===== Records for processing =====

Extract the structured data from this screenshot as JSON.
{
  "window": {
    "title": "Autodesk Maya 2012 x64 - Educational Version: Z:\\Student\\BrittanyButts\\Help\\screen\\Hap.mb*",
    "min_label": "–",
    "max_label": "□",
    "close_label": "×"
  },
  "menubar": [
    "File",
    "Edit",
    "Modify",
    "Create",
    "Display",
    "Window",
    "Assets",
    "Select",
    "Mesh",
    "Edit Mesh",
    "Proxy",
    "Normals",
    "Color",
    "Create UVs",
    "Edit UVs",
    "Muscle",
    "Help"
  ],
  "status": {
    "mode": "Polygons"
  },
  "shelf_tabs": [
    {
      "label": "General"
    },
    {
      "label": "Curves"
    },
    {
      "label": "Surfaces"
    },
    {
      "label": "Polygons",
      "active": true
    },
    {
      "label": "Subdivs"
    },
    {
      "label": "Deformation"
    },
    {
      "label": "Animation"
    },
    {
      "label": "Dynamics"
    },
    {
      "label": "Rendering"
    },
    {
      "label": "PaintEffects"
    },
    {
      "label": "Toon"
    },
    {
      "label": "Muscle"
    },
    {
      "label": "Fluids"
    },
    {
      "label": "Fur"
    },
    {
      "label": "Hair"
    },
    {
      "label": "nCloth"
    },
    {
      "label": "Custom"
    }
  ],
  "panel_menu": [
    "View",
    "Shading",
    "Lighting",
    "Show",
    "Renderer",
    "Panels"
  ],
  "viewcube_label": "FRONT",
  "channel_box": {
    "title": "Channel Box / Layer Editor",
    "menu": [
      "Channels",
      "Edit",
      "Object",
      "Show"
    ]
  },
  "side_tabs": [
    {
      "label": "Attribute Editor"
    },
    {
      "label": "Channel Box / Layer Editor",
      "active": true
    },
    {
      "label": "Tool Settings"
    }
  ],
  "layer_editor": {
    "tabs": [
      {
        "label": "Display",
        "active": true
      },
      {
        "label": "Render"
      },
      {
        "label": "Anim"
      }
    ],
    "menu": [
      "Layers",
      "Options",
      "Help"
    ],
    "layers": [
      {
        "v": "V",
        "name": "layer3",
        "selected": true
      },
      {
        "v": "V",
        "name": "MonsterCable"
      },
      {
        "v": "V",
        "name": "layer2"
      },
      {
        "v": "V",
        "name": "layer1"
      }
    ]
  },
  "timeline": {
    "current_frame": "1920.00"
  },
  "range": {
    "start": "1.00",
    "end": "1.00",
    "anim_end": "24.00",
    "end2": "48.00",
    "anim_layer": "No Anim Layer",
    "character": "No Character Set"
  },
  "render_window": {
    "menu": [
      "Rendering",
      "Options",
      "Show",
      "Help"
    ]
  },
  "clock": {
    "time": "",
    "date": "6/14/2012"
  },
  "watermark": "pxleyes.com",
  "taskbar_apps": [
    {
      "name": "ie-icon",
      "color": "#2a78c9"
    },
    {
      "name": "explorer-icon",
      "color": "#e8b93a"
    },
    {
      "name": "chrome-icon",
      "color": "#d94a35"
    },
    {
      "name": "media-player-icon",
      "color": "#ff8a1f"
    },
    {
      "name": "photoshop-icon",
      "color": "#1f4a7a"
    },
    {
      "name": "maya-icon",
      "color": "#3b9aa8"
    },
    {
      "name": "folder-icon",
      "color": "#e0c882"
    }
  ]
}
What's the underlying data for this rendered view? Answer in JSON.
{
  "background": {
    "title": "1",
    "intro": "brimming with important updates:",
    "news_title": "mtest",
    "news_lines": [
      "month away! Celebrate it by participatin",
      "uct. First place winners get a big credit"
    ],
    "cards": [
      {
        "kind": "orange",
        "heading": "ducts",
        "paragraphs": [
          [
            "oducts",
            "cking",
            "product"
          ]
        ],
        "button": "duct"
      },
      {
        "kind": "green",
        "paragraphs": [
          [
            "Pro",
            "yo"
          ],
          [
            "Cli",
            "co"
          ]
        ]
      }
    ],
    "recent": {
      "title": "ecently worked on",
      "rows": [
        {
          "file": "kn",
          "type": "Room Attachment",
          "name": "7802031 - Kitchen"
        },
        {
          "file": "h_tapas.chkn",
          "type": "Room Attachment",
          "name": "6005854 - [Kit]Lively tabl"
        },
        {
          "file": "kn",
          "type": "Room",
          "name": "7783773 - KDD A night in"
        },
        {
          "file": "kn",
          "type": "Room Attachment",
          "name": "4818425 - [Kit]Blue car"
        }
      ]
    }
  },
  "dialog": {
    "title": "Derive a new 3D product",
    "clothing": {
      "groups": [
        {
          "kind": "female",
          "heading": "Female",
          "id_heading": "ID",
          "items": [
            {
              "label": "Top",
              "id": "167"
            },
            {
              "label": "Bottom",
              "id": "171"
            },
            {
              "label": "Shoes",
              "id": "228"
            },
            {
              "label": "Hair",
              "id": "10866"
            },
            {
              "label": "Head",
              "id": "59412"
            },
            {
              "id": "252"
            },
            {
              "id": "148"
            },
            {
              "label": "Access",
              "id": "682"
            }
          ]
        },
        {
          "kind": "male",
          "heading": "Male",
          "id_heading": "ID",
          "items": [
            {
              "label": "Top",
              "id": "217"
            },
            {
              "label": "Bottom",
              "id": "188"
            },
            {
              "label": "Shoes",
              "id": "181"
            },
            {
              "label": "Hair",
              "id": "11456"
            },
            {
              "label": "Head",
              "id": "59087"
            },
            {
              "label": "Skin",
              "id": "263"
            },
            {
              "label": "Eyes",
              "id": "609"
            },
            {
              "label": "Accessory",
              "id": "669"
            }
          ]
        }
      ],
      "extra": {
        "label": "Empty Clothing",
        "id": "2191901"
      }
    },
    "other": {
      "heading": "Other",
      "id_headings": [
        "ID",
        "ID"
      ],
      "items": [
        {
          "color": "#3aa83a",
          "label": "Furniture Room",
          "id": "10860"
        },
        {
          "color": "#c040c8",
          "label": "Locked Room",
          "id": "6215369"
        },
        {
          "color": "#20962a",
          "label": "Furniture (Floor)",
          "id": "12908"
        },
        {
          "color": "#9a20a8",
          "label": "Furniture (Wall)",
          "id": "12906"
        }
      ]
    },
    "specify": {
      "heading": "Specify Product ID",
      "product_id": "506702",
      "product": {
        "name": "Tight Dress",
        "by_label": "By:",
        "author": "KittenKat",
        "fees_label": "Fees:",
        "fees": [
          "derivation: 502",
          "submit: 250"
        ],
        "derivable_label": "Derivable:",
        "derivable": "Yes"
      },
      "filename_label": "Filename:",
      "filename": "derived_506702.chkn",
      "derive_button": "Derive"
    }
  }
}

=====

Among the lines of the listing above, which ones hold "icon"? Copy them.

**Your solution**
      "name": "ie-icon",
      "name": "explorer-icon",
      "name": "chrome-icon",
      "name": "media-player-icon",
      "name": "photoshop-icon",
      "name": "maya-icon",
      "name": "folder-icon",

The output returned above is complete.